Records from a collection
_ _ _ _
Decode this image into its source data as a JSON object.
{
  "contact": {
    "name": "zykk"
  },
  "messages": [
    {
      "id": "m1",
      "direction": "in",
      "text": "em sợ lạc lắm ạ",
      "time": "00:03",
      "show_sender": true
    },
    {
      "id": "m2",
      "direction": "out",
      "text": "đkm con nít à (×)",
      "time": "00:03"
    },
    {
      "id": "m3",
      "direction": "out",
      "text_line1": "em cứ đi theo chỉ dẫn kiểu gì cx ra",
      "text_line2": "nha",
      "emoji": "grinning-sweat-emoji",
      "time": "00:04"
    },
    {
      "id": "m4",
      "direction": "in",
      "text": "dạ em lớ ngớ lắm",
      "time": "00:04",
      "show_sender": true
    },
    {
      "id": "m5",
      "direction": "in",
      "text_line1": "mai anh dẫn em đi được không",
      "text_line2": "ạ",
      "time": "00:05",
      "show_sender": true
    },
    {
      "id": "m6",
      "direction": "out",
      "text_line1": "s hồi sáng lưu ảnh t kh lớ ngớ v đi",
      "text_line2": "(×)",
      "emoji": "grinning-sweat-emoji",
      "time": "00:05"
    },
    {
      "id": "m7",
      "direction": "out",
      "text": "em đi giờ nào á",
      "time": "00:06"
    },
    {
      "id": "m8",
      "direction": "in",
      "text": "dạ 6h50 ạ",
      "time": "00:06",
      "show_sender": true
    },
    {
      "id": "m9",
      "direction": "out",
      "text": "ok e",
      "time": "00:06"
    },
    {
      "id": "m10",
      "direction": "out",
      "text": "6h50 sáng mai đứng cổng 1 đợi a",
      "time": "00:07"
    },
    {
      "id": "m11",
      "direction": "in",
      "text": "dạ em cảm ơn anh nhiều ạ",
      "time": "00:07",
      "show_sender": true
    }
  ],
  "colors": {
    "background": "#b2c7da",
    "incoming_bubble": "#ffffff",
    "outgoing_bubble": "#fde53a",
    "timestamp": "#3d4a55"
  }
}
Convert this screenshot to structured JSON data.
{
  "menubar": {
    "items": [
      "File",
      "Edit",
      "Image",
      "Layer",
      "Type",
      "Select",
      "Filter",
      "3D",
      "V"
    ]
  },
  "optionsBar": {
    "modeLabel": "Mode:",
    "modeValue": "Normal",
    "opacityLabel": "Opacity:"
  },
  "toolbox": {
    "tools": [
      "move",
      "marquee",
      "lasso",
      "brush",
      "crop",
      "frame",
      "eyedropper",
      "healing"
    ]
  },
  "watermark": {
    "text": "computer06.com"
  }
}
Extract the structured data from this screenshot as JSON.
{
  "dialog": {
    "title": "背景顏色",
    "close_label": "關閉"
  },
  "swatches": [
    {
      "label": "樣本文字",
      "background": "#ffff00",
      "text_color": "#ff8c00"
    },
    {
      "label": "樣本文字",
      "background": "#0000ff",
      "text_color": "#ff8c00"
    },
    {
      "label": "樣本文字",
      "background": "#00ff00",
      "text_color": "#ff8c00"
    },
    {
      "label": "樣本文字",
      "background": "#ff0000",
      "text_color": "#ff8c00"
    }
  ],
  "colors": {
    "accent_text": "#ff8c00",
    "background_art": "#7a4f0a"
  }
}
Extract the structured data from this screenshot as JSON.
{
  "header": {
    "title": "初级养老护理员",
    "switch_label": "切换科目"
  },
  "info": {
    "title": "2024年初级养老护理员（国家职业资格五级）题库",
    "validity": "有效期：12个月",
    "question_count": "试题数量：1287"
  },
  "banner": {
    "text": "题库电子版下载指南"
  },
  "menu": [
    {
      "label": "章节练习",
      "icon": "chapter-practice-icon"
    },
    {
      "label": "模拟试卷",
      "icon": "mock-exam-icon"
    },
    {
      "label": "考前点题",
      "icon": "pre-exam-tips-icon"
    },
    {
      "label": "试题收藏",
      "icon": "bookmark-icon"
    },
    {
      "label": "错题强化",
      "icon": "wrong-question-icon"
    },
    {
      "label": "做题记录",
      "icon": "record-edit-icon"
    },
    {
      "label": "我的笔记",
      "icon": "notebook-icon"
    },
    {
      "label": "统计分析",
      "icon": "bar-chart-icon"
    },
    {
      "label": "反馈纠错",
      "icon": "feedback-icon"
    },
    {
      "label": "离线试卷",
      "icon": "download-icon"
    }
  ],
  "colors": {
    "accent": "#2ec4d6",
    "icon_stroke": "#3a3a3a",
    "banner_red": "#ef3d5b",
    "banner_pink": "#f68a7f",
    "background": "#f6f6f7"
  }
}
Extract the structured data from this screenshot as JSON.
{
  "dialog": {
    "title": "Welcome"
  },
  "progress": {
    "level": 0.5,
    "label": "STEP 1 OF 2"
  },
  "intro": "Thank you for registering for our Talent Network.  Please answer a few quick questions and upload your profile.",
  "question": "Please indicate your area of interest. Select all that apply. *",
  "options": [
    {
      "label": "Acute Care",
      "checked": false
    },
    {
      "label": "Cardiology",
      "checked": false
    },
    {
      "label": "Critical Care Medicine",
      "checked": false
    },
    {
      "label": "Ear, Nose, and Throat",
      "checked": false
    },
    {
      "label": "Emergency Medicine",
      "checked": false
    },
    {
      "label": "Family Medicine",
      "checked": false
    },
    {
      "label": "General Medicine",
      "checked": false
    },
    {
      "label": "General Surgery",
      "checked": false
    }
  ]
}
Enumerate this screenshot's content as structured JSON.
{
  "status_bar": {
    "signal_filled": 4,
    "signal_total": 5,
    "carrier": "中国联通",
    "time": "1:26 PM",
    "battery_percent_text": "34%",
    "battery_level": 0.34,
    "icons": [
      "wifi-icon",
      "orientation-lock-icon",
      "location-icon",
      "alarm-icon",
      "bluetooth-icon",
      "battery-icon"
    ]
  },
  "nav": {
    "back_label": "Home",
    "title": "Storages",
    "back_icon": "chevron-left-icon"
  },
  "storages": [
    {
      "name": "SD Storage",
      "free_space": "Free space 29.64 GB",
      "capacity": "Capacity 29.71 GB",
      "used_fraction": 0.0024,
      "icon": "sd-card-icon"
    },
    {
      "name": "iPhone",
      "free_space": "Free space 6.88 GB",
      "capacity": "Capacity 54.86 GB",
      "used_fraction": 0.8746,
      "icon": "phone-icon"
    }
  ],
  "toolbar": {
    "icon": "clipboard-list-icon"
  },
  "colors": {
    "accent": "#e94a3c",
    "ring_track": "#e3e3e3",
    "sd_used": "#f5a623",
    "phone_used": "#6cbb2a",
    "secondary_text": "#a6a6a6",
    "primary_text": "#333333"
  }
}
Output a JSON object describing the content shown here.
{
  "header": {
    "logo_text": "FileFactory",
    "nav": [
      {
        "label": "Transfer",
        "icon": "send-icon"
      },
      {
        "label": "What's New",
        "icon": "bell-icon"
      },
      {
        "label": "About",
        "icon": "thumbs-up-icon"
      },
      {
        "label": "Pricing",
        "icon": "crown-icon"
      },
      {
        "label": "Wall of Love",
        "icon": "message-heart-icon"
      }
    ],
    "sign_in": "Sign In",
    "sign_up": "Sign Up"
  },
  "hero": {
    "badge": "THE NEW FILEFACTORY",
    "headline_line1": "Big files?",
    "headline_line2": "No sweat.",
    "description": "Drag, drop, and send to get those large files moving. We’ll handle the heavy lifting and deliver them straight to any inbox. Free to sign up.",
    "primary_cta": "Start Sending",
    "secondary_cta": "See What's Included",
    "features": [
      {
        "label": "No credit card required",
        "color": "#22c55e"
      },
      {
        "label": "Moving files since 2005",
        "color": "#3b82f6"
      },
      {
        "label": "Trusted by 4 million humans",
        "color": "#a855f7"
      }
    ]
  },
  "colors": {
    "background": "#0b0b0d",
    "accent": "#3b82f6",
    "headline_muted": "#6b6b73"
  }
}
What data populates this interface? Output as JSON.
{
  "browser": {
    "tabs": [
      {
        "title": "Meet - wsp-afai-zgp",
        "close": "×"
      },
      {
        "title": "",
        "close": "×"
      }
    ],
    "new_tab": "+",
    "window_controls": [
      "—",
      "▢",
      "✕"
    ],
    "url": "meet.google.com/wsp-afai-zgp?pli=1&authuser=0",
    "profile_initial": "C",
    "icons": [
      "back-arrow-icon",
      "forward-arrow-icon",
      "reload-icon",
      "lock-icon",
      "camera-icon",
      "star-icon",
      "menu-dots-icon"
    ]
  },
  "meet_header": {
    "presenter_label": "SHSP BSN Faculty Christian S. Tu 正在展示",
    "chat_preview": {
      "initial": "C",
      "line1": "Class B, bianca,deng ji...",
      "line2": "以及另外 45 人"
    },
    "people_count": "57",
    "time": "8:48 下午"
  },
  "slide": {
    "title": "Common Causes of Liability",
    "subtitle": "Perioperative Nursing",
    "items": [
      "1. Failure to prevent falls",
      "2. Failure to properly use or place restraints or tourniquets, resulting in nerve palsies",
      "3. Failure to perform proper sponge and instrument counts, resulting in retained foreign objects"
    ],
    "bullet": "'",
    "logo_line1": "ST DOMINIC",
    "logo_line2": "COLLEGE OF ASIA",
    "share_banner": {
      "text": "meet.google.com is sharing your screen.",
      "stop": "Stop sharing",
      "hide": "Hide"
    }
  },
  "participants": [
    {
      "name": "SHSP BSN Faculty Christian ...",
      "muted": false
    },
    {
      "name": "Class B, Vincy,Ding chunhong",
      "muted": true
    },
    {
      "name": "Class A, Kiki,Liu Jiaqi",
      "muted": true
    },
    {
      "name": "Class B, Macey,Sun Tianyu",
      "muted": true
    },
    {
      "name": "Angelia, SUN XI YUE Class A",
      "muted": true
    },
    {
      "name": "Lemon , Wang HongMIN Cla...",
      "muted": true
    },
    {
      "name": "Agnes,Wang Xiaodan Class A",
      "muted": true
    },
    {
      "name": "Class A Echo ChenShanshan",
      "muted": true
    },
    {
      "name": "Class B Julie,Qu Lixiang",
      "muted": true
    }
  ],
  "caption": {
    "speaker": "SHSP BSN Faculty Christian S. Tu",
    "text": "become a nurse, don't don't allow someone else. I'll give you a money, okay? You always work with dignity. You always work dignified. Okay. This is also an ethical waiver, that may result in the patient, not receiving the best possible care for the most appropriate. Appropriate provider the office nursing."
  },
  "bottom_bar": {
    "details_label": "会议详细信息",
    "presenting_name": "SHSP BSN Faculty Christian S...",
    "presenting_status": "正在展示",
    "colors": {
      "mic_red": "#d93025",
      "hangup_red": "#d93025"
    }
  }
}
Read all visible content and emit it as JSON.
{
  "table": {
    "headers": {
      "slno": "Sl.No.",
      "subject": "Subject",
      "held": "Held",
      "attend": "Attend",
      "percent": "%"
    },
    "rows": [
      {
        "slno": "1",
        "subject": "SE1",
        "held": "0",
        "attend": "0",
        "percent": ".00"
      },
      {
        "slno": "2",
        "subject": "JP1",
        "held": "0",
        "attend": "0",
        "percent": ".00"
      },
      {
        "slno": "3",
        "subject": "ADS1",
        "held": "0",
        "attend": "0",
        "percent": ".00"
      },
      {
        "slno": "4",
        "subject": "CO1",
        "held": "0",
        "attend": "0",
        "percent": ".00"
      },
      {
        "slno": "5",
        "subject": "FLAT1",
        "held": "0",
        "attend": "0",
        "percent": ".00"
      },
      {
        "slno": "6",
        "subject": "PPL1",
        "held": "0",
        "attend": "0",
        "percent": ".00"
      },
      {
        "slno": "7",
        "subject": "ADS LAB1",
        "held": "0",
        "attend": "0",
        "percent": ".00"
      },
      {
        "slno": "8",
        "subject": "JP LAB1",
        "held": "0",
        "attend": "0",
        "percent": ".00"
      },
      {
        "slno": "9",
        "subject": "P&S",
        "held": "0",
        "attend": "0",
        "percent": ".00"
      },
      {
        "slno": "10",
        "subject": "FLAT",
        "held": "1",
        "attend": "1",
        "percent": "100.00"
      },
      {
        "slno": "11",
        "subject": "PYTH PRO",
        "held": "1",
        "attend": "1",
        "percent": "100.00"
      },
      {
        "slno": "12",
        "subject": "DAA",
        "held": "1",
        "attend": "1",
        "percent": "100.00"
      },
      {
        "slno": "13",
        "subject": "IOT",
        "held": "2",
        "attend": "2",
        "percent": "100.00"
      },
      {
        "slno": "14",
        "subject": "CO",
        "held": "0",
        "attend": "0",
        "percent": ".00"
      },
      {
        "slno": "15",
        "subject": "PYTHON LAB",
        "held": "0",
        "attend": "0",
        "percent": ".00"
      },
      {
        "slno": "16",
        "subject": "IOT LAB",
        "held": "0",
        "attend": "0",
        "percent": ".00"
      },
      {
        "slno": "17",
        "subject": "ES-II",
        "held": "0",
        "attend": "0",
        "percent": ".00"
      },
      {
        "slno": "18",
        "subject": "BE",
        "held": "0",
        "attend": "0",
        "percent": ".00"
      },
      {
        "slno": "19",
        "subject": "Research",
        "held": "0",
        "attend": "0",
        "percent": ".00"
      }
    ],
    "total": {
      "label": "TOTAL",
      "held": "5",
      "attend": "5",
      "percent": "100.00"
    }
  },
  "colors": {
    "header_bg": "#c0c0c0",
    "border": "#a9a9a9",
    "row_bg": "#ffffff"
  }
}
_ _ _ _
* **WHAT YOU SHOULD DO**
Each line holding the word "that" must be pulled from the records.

* **THE COMPLETED TASK**
  "question": "Please indicate your area of interest. Select all that apply. *",
    "text": "become a nurse, don't don't allow someone else. I'll give you a money, okay? You always work with dignity. You always work dignified. Okay. This is also an ethical waiver, that may result in the patient, not receiving the best possible care for the most appropriate. Appropriate provider the office nursing."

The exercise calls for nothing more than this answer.